I’m very pleased to let you know that University of Edinburgh Library has set up a new subscription with ProQuest that gives you access to almost all available ProQuest digital primary source databases until 31st December 2021.
ProQuest Access 350 allows you to explore 600 years of world history online and will help enrich learning, teaching and research at the University across a range of subject areas and topics including History, the Arts, Literature and Social Sciences.
Thanks to a request from a PhD student in HCA the Library currently has extended trial access to State Papers Online: Eighteenth Century, 1714-1782 Parts I-IV from Gale. This covers the final section of the State Papers series from the National Archives in the UK before the series was closed and replaced by the Home Office and Foreign Office series in 1782.
You can access State Papers Online: Eighteenth Century via the E-resources trials page.
Access is available on and off-campus.
Trial access ends 30th June 2020.
State Papers Online: Eighteenth Century comes in 4 parts and we have access to all 4 during this trial. Continue reading →
Thanks to a request from the School of Literatures, Languages and Cultures (LLC) the Library currently has trial access to 3 further collections from the State Papers Online database from Gale. State Papers Online offers original historical materials across the widest range of government concerns, from high level international politics and diplomacy to the charges against a steward for poisoning a dozen or more people.

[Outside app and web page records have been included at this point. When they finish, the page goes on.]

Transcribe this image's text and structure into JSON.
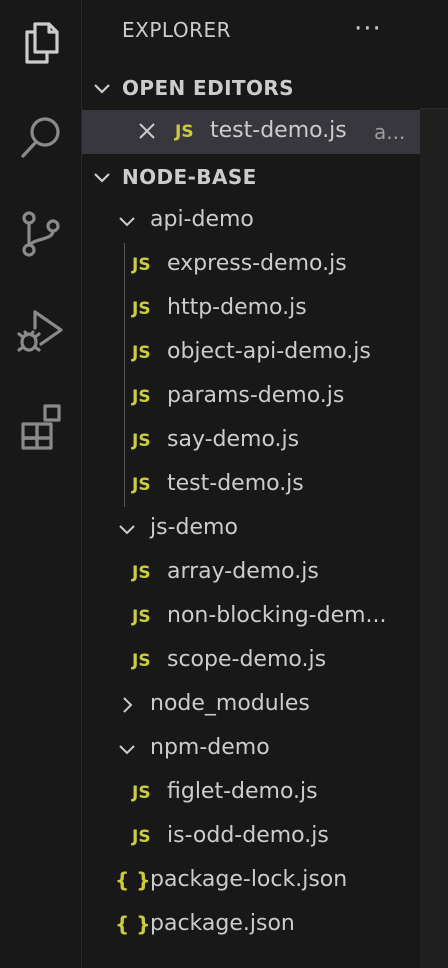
{
  "colors": {
    "background": "#181818",
    "text": "#cccccc",
    "js_badge": "#cbcb41",
    "selected_row": "#37373d"
  },
  "activity_bar": {
    "icons": [
      "explorer-icon",
      "search-icon",
      "source-control-icon",
      "run-debug-icon",
      "extensions-icon"
    ]
  },
  "explorer": {
    "title": "EXPLORER",
    "more_actions": "···",
    "open_editors": {
      "header": "OPEN EDITORS",
      "items": [
        {
          "badge": "JS",
          "name": "test-demo.js",
          "path": "a..."
        }
      ]
    },
    "workspace": {
      "header": "NODE-BASE",
      "tree": {
        "api_demo": "api-demo",
        "api_demo_files": [
          "express-demo.js",
          "http-demo.js",
          "object-api-demo.js",
          "params-demo.js",
          "say-demo.js",
          "test-demo.js"
        ],
        "js_demo": "js-demo",
        "js_demo_files": [
          "array-demo.js",
          "non-blocking-dem...",
          "scope-demo.js"
        ],
        "node_modules": "node_modules",
        "npm_demo": "npm-demo",
        "npm_demo_files": [
          "figlet-demo.js",
          "is-odd-demo.js"
        ],
        "root_files": [
          "package-lock.json",
          "package.json"
        ]
      },
      "js_badge": "JS",
      "json_badge": "{ }"
    }
  }
}
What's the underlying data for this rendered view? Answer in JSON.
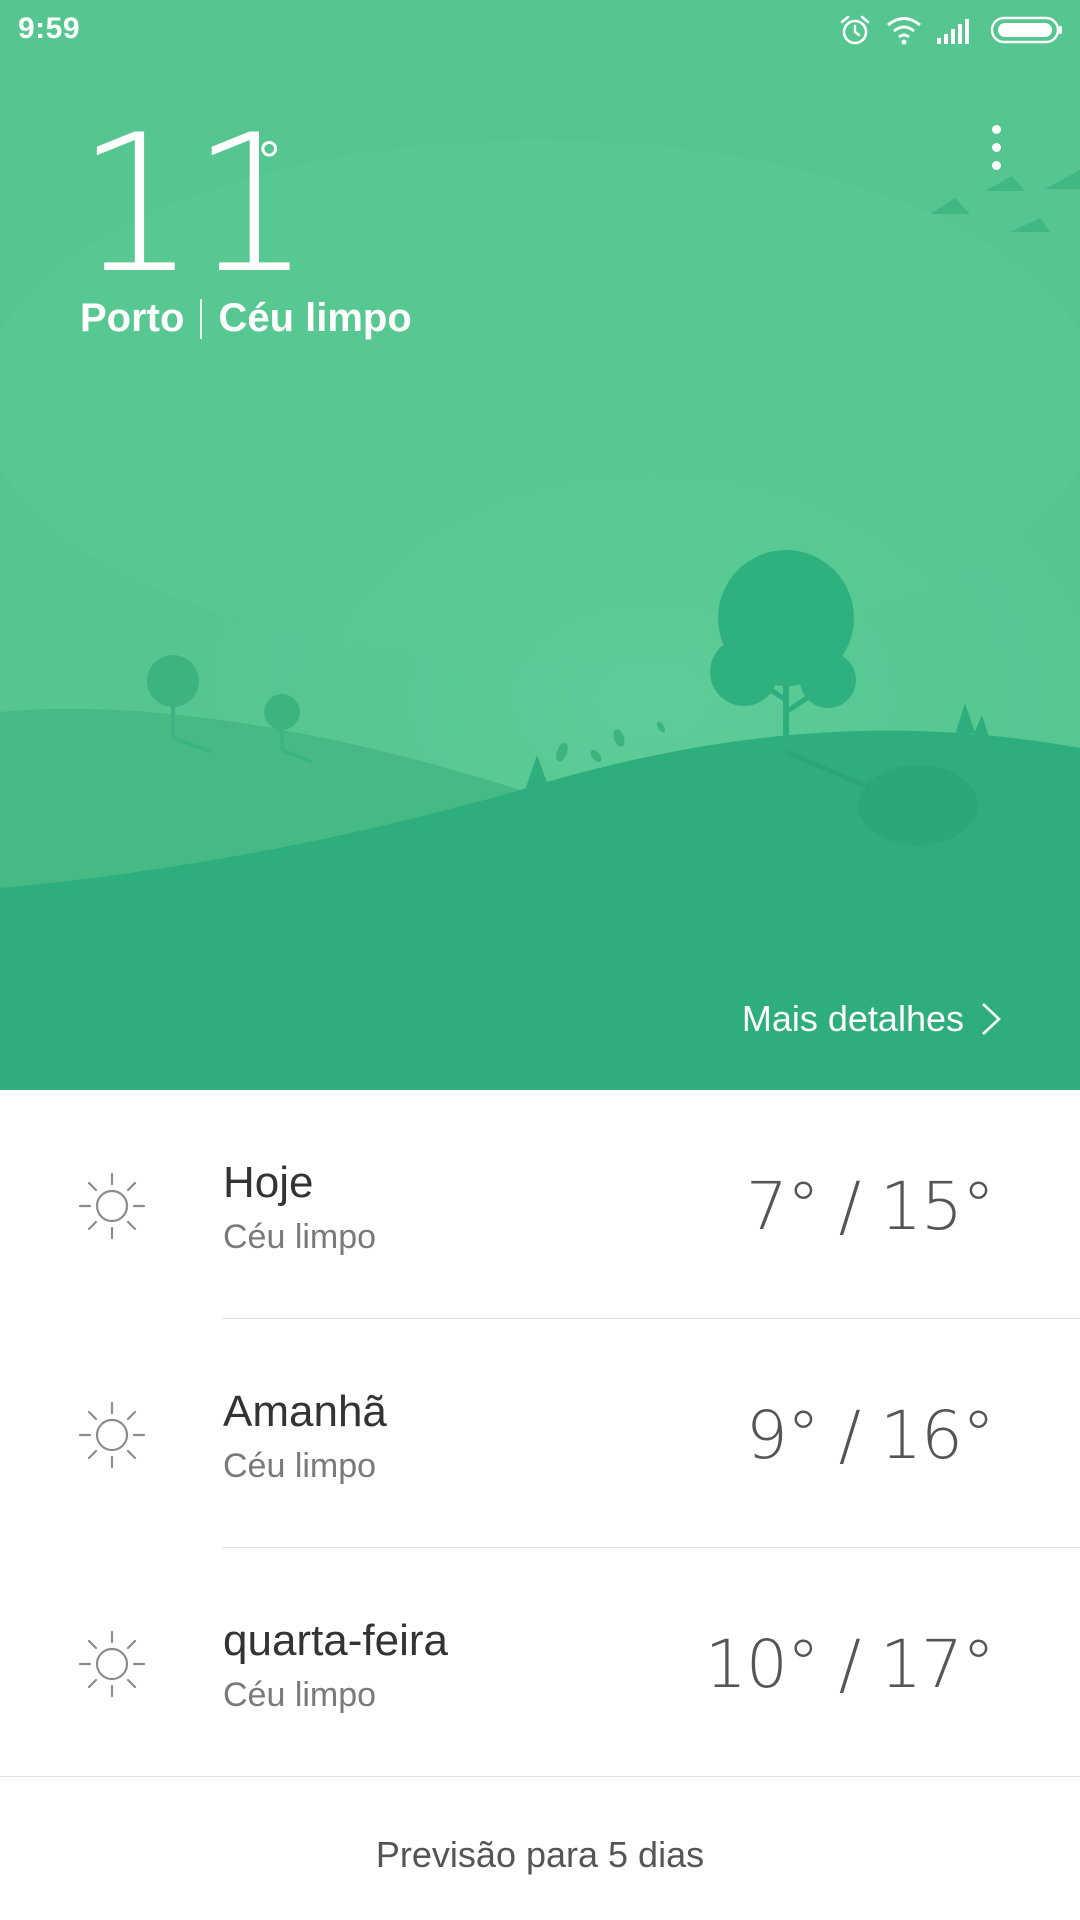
{
  "status_bar": {
    "time": "9:59",
    "icons": [
      "alarm-icon",
      "wifi-icon",
      "signal-icon",
      "battery-icon"
    ]
  },
  "current": {
    "temperature": "11",
    "degree_symbol": "°",
    "city": "Porto",
    "condition": "Céu limpo"
  },
  "menu": {
    "icon": "more-vert-icon"
  },
  "details_link": {
    "label": "Mais detalhes",
    "icon": "chevron-right-icon"
  },
  "forecast": [
    {
      "day": "Hoje",
      "condition": "Céu limpo",
      "temps": "7° / 15°",
      "icon": "sun-icon"
    },
    {
      "day": "Amanhã",
      "condition": "Céu limpo",
      "temps": "9° / 16°",
      "icon": "sun-icon"
    },
    {
      "day": "quarta-feira",
      "condition": "Céu limpo",
      "temps": "10° / 17°",
      "icon": "sun-icon"
    }
  ],
  "five_day_link": {
    "label": "Previsão para 5 dias"
  },
  "colors": {
    "sky": "#55c690",
    "hill_back": "#47b985",
    "hill_front": "#2fae7d",
    "tree": "#2fae7d"
  }
}
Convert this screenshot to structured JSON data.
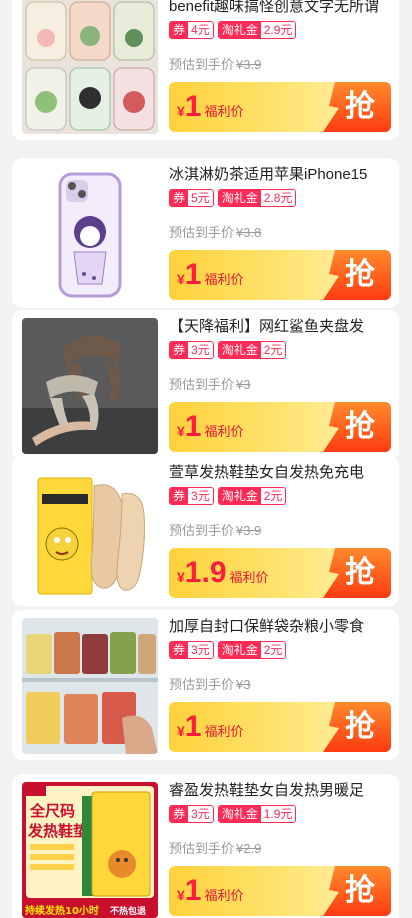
{
  "colors": {
    "accent": "#ff2a55",
    "price": "#ff1b3b",
    "button": "#ff5a1f",
    "banner_start": "#ffd23a"
  },
  "products": [
    {
      "title": "benefit趣味搞怪创意文字无所谓",
      "coupon_label": "券",
      "coupon_value": "4元",
      "gift_label": "淘礼金",
      "gift_value": "2.9元",
      "est_label": "预估到手价",
      "est_price": "¥3.9",
      "price_symbol": "¥",
      "price_value": "1",
      "price_tag": "福利价",
      "buy_label": "抢",
      "image": "phone-case-grid"
    },
    {
      "title": "冰淇淋奶茶适用苹果iPhone15",
      "coupon_label": "券",
      "coupon_value": "5元",
      "gift_label": "淘礼金",
      "gift_value": "2.8元",
      "est_label": "预估到手价",
      "est_price": "¥3.8",
      "price_symbol": "¥",
      "price_value": "1",
      "price_tag": "福利价",
      "buy_label": "抢",
      "image": "purple-phone-case"
    },
    {
      "title": "【天降福利】网红鲨鱼夹盘发",
      "coupon_label": "券",
      "coupon_value": "3元",
      "gift_label": "淘礼金",
      "gift_value": "2元",
      "est_label": "预估到手价",
      "est_price": "¥3",
      "price_symbol": "¥",
      "price_value": "1",
      "price_tag": "福利价",
      "buy_label": "抢",
      "image": "hair-claw-clips"
    },
    {
      "title": "萱草发热鞋垫女自发热免充电",
      "coupon_label": "券",
      "coupon_value": "3元",
      "gift_label": "淘礼金",
      "gift_value": "2元",
      "est_label": "预估到手价",
      "est_price": "¥3.9",
      "price_symbol": "¥",
      "price_value": "1.9",
      "price_tag": "福利价",
      "buy_label": "抢",
      "image": "heated-insoles"
    },
    {
      "title": "加厚自封口保鲜袋杂粮小零食",
      "coupon_label": "券",
      "coupon_value": "3元",
      "gift_label": "淘礼金",
      "gift_value": "2元",
      "est_label": "预估到手价",
      "est_price": "¥3",
      "price_symbol": "¥",
      "price_value": "1",
      "price_tag": "福利价",
      "buy_label": "抢",
      "image": "freezer-bags"
    },
    {
      "title": "睿盈发热鞋垫女自发热男暖足",
      "coupon_label": "券",
      "coupon_value": "3元",
      "gift_label": "淘礼金",
      "gift_value": "1.9元",
      "est_label": "预估到手价",
      "est_price": "¥2.9",
      "price_symbol": "¥",
      "price_value": "1",
      "price_tag": "福利价",
      "buy_label": "抢",
      "image": "heated-insole-box",
      "image_text": {
        "line1": "全尺码",
        "line2": "发热鞋垫",
        "footer": "持续发热10小时",
        "footer_tag": "不热包退"
      }
    }
  ]
}
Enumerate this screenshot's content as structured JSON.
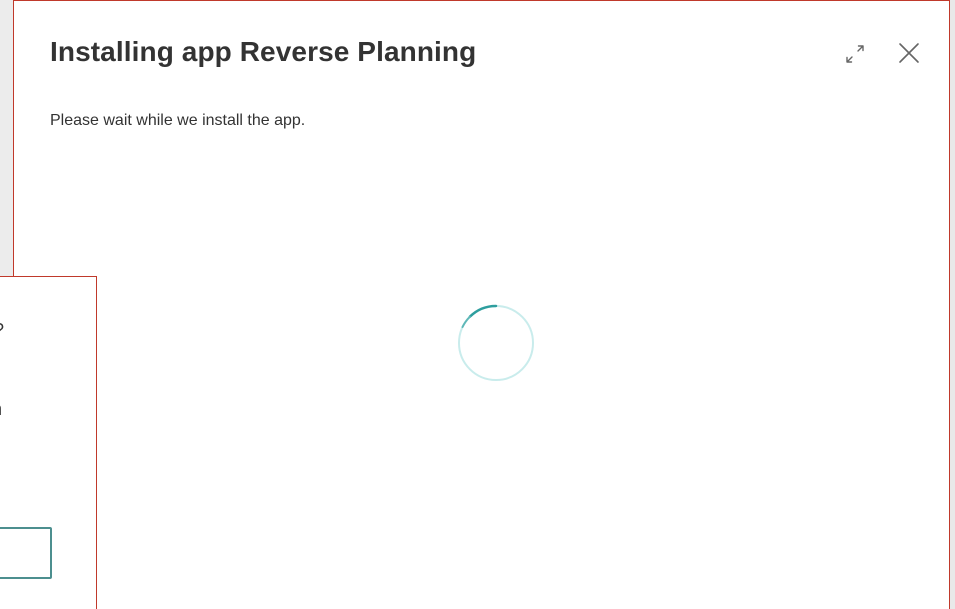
{
  "dialog": {
    "title": "Installing app Reverse Planning",
    "message": "Please wait while we install the app.",
    "expand_icon": "expand-icon",
    "close_icon": "close-icon"
  },
  "background_dialog": {
    "fragment_1": "?",
    "fragment_2": "n"
  },
  "colors": {
    "border_accent": "#c0392b",
    "spinner": "#00a0a0",
    "title_text": "#333333",
    "input_border": "#4c8f8f"
  }
}
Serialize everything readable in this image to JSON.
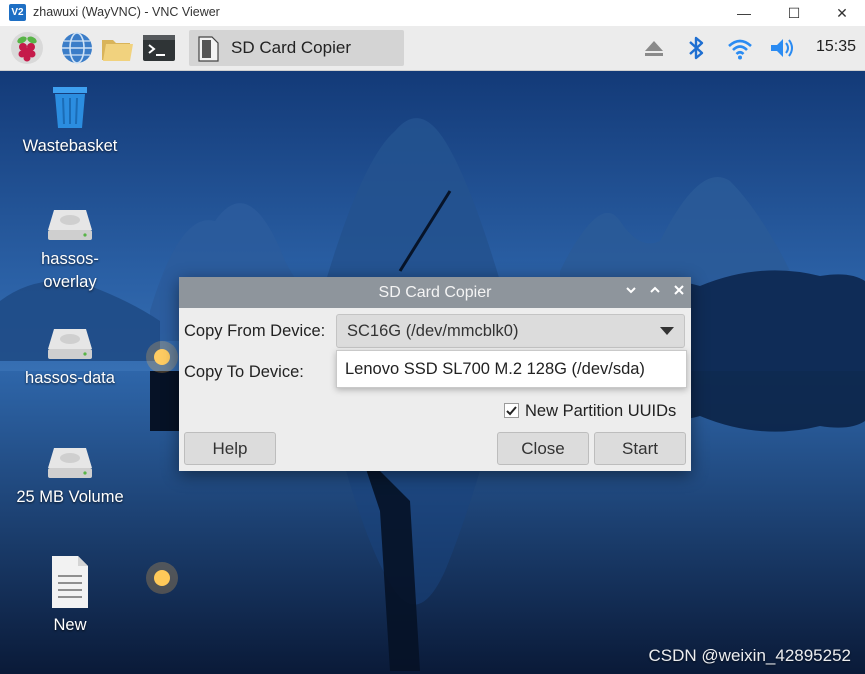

I’m very pleased to let you know that the Library has been given extended trial access to an extensive range of primary source databases and collections from Gale. This is an exciting opportunity to access a wide range of these digital primary sources that wouldn’t normally be available to us but also compliment the wide range of primary source databases we already have access to from Gale.
You can access all of these trial databases via the E-resources trials page.
Access is available on and off campus.
Thanks to a request from staff in HCA the Library current has extended trial access to The Making of Modern Law: Foreign, Comparative, and International Law, 1600-1926 from Gale. This resource provides you with instant, full-text access to primary source documents previously found only at the largest and oldest repositories.
You can access The Making of Modern Law: Foreign, Comparative, and International Law from the E-resources trials page.
Access is available on and off-campus.
I’m happy to let you know that British Online Archives (BOA) are providing 30 days free access (starting from 23rd March) to its entire collection of digital primary sources in light of the Covid-19 outbreak.
BOA provide students and researchers with access to unique collections of primary source documents. Their website hosts over 3 million records drawn from both private and public archives. These records are organised thematically, covering 1,000 years of world history, from politics and warfare to slavery and medicine. Continue reading →
I’m pleased to let you know that Bloomsbury Digital Resources are providing us with full access to their online resources until 30th June 2020 in light of the Covid-19 outbreak.
Bloomsbury Digital Resources products cover a range of disciplines in the Humanities, Social Sciences, Visual Arts, and Performing Arts. Their collections include primary documents, critical texts, historical archives and the latest in video and audio resources.
While at the Library we already have access to some of these collections, this current offer from Bloomsbury Digital Resources gives us access to a wide range of further resources including Bloomsbury Medieval Studies, Bloomsbury Cultural History and Arcadian Library Online. Continue reading →
Thanks to a request from HCA staff the Library currently has trial access to Paris Peace Conference and Beyond, 1919-1939 from British Online Archives (BOA). The Paris Peace Conference was a meeting of Allied diplomats that took place in the aftermath of the First World War. Its purpose was to impose peace terms on the vanquished Central Powers and establish a new international order. This fascinating digital primary source database gives you access to official and personal papers relating to this conference and the treaties that came from it.
The First World War gave rise to a complex system of alliances and antagonisms. The various treaties imposed by the Allied powers in its aftermath settled conflicts with Germany, Bulgaria, the Ottoman Empire (later Turkey), Austria, and Hungary. Paris Peace Conference and Beyond contains documents that cover the treaties of Versailles, Saint-Germain-en-Laye, Neuilly-sur-Seine, Trianon, Sèvres, Lausanne, and Locarno, as well as the foundation of the League of Nations. Continue reading →
Following a successful trial in semester one I am pleased to let you know the Library now has a subscription to the Bayeux Tapesty Digital Edition. This online version allows you to scroll through the entire Tapestry and zoom in on the Tapestry to the level of the actual weave.
I’m pleased to let you know that thanks to a request from an HCA student the Library currently has trial access to World War 1 and the Spanish Civil War: as reported by an Ambassador, 1863-1939 from British Online Archives. This fascinating digital archive contains over 37,000 pages from Esmé Howard’s personal and professional papers. Howard (1863-1939) is widely regarded as one of the most influential British diplomats of the early-20th century.
Howard held a number of important posts before serving as British Ambassador to the United States between 1924 and 1930. This collection contains Howard’s papers, from private correspondence to professional records. These documents provide an interesting insight into the evolution of British foreign policy during and between the two world wars. Continue reading →